RDOS budget passed despite some opposition to fire dispatch upgrade

Financial plan given thumbs down by three directors, including Osoyoos mayor who says his community may discontinue regional service

Osoyoos Mayor Stu Wells

Osoyoos Mayor Stu Wells

Despite opposition from a trio of directors, the regional district on Thursday finally passed its 2013 budget.

Approval of the Regional District of Okanagan-Similkameen’s financial plan had been held up by a proposed $1.6-million capital expenditure to upgrade the fire dispatch system.

The cash will fund the purchase of new equipment that will regroup 16 fire departments into three zones, each of which will share a radio link to the Kelowna dispatch service. Penticton’s fire department receives about 70 per cent of the region’s calls and will maintain its own link.

Rebuilding the dispatch system was recommended last year by a consultant who told RDOS directors that luck alone has prevented a major mishap due to the antiquated and improperly installed equipment in place now.

Still, two RDOS directors feel the upgrades will actually result in downgrades for their communities and prompted them to vote no to the entire budget package.

In Summerland, the new zoned approach will see the community lose its direct link to Kelowna dispatch even though the community will pay a five per cent share of the system overhaul, according to the funding formula in place for the service.

“The breakdown of the costs on that are not fair to our community,” said Orv Robson, a Summerland district councillor who represents the community as an RDOS director and voted against the budget.

Osoyoos Mayor Stu Wells, also an RDOS director, gave a similar explanation for his opposition.

“I’ve got a fire department with 500 years’ (combined member) experience and they asked me to vote no,” Wells said.

“We’re not happy, we’re not satisfied, so my vote on the whole budget has to be no.”

He added that Osoyoos plans to seek out other options for fire dispatch service and may consider withdrawing from the RDOS system entirely.

The other RDOS director to vote against the budget was Helena Konanz, an alternate and Penticton city councillor.

She said afterwards her opposition stemmed from the 5.8 per cent increase in the RDOS requisition to Penticton, which bumped the total up to $1.3 million for 2013. Konanz noted the city was able to draft a budget with no tax increase and felt the RDOS should have done the same.

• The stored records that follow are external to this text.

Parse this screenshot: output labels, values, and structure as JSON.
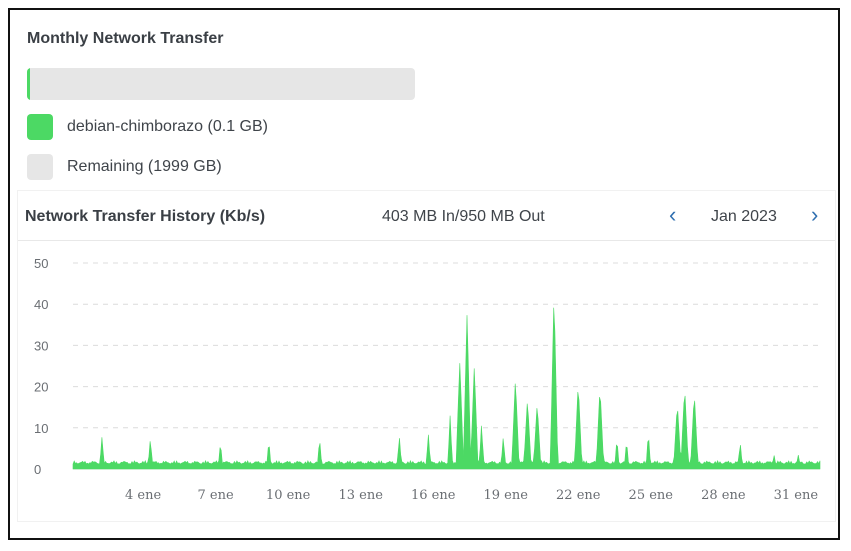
{
  "panel": {
    "title": "Monthly Network Transfer",
    "usage_fraction": 5e-05,
    "legend": [
      {
        "label": "debian-chimborazo (0.1 GB)",
        "color": "#4cd964"
      },
      {
        "label": "Remaining (1999 GB)",
        "color": "#e6e6e6"
      }
    ]
  },
  "history": {
    "title": "Network Transfer History (Kb/s)",
    "summary": "403 MB In/950 MB Out",
    "prev_icon": "chevron-left-icon",
    "next_icon": "chevron-right-icon",
    "prev_glyph": "‹",
    "next_glyph": "›",
    "month": "Jan 2023"
  },
  "chart_data": {
    "type": "area",
    "xlabel": "",
    "ylabel": "",
    "ylim": [
      0,
      50
    ],
    "yticks": [
      "0",
      "10",
      "20",
      "30",
      "40",
      "50"
    ],
    "grid": true,
    "color": "#4cd964",
    "x_tick_labels": [
      {
        "day": 4,
        "label": "4 ene"
      },
      {
        "day": 7,
        "label": "7 ene"
      },
      {
        "day": 10,
        "label": "10 ene"
      },
      {
        "day": 13,
        "label": "13 ene"
      },
      {
        "day": 16,
        "label": "16 ene"
      },
      {
        "day": 19,
        "label": "19 ene"
      },
      {
        "day": 22,
        "label": "22 ene"
      },
      {
        "day": 25,
        "label": "25 ene"
      },
      {
        "day": 28,
        "label": "28 ene"
      },
      {
        "day": 31,
        "label": "31 ene"
      }
    ],
    "x_range": [
      1.1,
      32
    ],
    "baseline": 1.2,
    "peaks": [
      {
        "day": 2.3,
        "value": 8
      },
      {
        "day": 4.3,
        "value": 7.5
      },
      {
        "day": 7.2,
        "value": 6.5
      },
      {
        "day": 9.2,
        "value": 7
      },
      {
        "day": 11.3,
        "value": 7.5
      },
      {
        "day": 14.6,
        "value": 8
      },
      {
        "day": 15.8,
        "value": 8.5
      },
      {
        "day": 16.7,
        "value": 13
      },
      {
        "day": 17.1,
        "value": 26
      },
      {
        "day": 17.4,
        "value": 38
      },
      {
        "day": 17.7,
        "value": 25
      },
      {
        "day": 18.0,
        "value": 11
      },
      {
        "day": 18.9,
        "value": 8
      },
      {
        "day": 19.4,
        "value": 22
      },
      {
        "day": 19.9,
        "value": 17
      },
      {
        "day": 20.3,
        "value": 16
      },
      {
        "day": 21.0,
        "value": 43
      },
      {
        "day": 22.0,
        "value": 21
      },
      {
        "day": 22.9,
        "value": 20
      },
      {
        "day": 23.6,
        "value": 7.5
      },
      {
        "day": 24.0,
        "value": 7
      },
      {
        "day": 24.9,
        "value": 9
      },
      {
        "day": 26.1,
        "value": 16
      },
      {
        "day": 26.4,
        "value": 20
      },
      {
        "day": 26.8,
        "value": 18.5
      },
      {
        "day": 28.7,
        "value": 6.5
      },
      {
        "day": 30.1,
        "value": 3.5
      },
      {
        "day": 31.1,
        "value": 3.5
      }
    ]
  }
}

The biggest drivers of Penticton’s requisition increase were labour costs for 911 dispatchers in Kelowna, plus boosts for the regional trails strategy and sterile insect release program.

Keremeos Mayor Manfred Bauer also voted against the RDOS budget at meeting two weeks earlier based on opposition from his fire department’s opposition to the dispatch upgrade plan. He said Thursday, however, that his firefighters had reversed their stand and he could now support the budget.

All told, the RDOS financial plan sets out for 2013 an operating budget of $28.9 million, up about $400,000 from last year, and capital expenditures of $20.7 million. The total requisition to all municipalities and electoral areas is set at $13.1 million.